Shielding prevents ‘noise’ from interfering with your signal, and therefore preserves your signal quality. Coaxial cables usually come with two types of shielding: braid and foil. Most coaxial cables include both (although some RG 59 cables still use single shielding). In general, the more shielding you have, the better your cable will perform, especially in longer runs, but there are differences in what the shields protect. Foil shielding typically involves an aluminum or mylar foil bonded to the dielectric, underneath a metal braid. Foil is very effective at protecting against high frequency electromagnetic interference (EMF). Braided shielding is a collection of many small wire strands braided around the outside of dielectric (and/or foil). The braid is effective against lower-frequency interference. RG 59 cable uses a copper braid and RG 6 can use copper or an aluminum braid.
There are “quad shielded” cables that have an extra layer of foil and braid shielding and can offer better protection. However, newer coaxial cables can use a 95% braid to perform better without the extra bulk and weight of quad shielded cables.
While shielding techniques keep external signal from affecting our signals, there is always some signal loss over the length of any cable. Here’s the breakdown of signal loss (attenuation) in decibels for 100 ft. of cable. Just remember, the longer your cable runs are, the more signal loss you will experience. That’s why it’s best to keep your installation lengths as short as possible.
RG 59 Signal Loss (in dB) per 100 ft
- Loss at 50 MHz: 2.4 dB
- Loss at 100 MHz: 3.4 dB
- Loss at 400 MHz: 7.0 dB
- Loss at 900 MHz: 11.1 dB
- Loss at 1000 MHz: 12.0 dB
RG 6 Signal Loss (in dB) per 100 ft
- Loss at 50 MHz: 1.5 dB
- Loss at 100 MHz: 2.0 dB
- Loss at 400 MHz: 4.3 dB
- Loss at 900 MHz: 6.8 dB
- Loss at 1000 MHz: 7.0 dB
Plenum spaces are the open spaces above the ceiling or below the floor that are used for air circulation. These spaces are important for air circulation in commercial buildings, but they also bring some problems if you ever have a fire because of the high oxygen content and lack of fire barriers.
Using untreated cables in plenum spaces can spread the fire to other areas very quickly and spread noxious smoke throughout the building. Plenum cables are coated with flame retardant and made using special plastics that don’t release toxic gasses or smoke nearly as much as other plastics to help prevent this problem. Any cable that you run through plenum spaces must be plenum rated.
Outdoor and Direct Burial Coax
If you are running cable outside, it has to have added protection from the weather and the elements. Outdoor cable has been specially designed to resist the elements. They come with a PE (polyethylene) jacket instead or UV treated PVC jacket. The outdoor rated jacket makes this cable extremely resistant to cold weather, moisture, chemicals, abrasion, and cutting.

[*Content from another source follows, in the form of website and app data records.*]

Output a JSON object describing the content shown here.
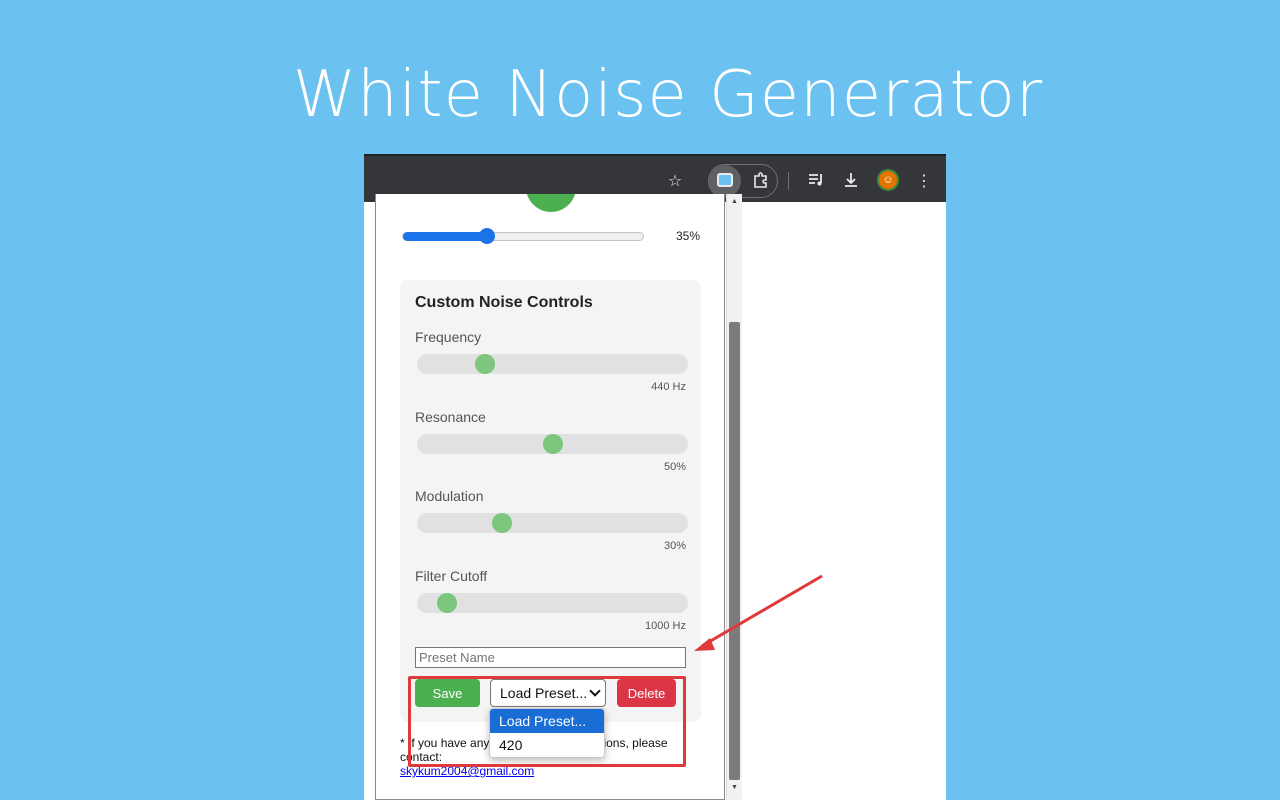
{
  "banner": {
    "title": "White Noise Generator"
  },
  "browser": {
    "toolbar": {
      "icons": [
        "bookmark-star-icon",
        "extension-active-icon",
        "extensions-puzzle-icon",
        "media-queue-icon",
        "download-icon",
        "profile-avatar",
        "menu-dots-icon"
      ]
    }
  },
  "popup": {
    "volume": {
      "value": 35,
      "label": "35%"
    },
    "custom_controls": {
      "title": "Custom Noise Controls",
      "controls": [
        {
          "label": "Frequency",
          "value_text": "440 Hz",
          "level": 0.23
        },
        {
          "label": "Resonance",
          "value_text": "50%",
          "level": 0.5
        },
        {
          "label": "Modulation",
          "value_text": "30%",
          "level": 0.3
        },
        {
          "label": "Filter Cutoff",
          "value_text": "1000 Hz",
          "level": 0.08
        }
      ],
      "preset_name_placeholder": "Preset Name",
      "save_label": "Save",
      "load_preset_selected": "Load Preset...",
      "delete_label": "Delete",
      "load_preset_options": [
        "Load Preset...",
        "420"
      ]
    },
    "footer": {
      "note": "* If you have any questions or suggestions, please contact:",
      "note_visible_start": "* If you have any",
      "note_visible_end": "s, please contact:",
      "email_visible": "skykum2004@gmail.com"
    }
  },
  "colors": {
    "background": "#6bc1ef",
    "accent_green": "#4caf50",
    "delete_red": "#dc3545",
    "slider_blue": "#1a73e8",
    "annotation_red": "#e0393b"
  }
}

When you bury a coaxial cable, moisture becomes even more of an obstacle. Without added moisture protection, you risk moisture and contaminants entering into the cable and corroding your shielding and conductor. Direct burial cable has the special PE jacket that outdoor coax has, along with a special gel-like substance in the jacket that blocks water and moisture corroding your conductor and damaging your signal.